What is being asked: Report every line of the data that includes "label".

Supplied material:
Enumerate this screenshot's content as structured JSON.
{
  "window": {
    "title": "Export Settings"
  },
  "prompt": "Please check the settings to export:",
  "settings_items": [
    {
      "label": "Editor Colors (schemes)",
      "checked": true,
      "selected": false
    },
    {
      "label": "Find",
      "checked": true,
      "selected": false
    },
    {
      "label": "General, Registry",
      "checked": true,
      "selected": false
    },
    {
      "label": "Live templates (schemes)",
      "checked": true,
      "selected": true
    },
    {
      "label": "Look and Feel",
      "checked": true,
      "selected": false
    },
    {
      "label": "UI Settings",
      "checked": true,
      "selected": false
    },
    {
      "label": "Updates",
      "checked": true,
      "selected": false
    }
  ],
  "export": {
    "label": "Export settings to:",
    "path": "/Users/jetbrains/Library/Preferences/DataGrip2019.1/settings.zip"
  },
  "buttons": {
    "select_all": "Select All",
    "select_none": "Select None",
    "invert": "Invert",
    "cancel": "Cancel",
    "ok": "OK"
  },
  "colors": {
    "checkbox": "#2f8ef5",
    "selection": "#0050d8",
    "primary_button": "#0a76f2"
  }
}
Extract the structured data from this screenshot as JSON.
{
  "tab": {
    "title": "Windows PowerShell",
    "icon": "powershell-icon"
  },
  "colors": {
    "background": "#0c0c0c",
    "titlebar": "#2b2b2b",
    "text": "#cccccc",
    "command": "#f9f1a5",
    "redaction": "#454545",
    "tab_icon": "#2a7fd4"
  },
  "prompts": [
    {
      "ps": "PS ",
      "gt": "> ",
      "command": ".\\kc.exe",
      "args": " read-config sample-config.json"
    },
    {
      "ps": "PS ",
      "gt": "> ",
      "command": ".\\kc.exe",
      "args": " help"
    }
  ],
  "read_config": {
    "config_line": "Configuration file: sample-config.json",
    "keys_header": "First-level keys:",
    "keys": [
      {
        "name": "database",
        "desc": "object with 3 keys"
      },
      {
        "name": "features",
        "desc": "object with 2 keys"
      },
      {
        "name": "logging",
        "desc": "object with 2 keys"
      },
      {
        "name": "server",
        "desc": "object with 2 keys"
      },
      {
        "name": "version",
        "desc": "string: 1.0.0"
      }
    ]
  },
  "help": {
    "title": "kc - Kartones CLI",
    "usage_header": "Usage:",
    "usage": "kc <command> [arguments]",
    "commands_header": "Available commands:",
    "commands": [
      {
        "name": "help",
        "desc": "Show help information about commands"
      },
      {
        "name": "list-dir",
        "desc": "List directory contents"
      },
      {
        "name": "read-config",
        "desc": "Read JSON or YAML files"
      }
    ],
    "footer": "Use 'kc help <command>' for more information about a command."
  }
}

Solved exercise:
      "label": "Editor Colors (schemes)",
      "label": "Find",
      "label": "General, Registry",
      "label": "Live templates (schemes)",
      "label": "Look and Feel",
      "label": "UI Settings",
      "label": "Updates",
    "label": "Export settings to:",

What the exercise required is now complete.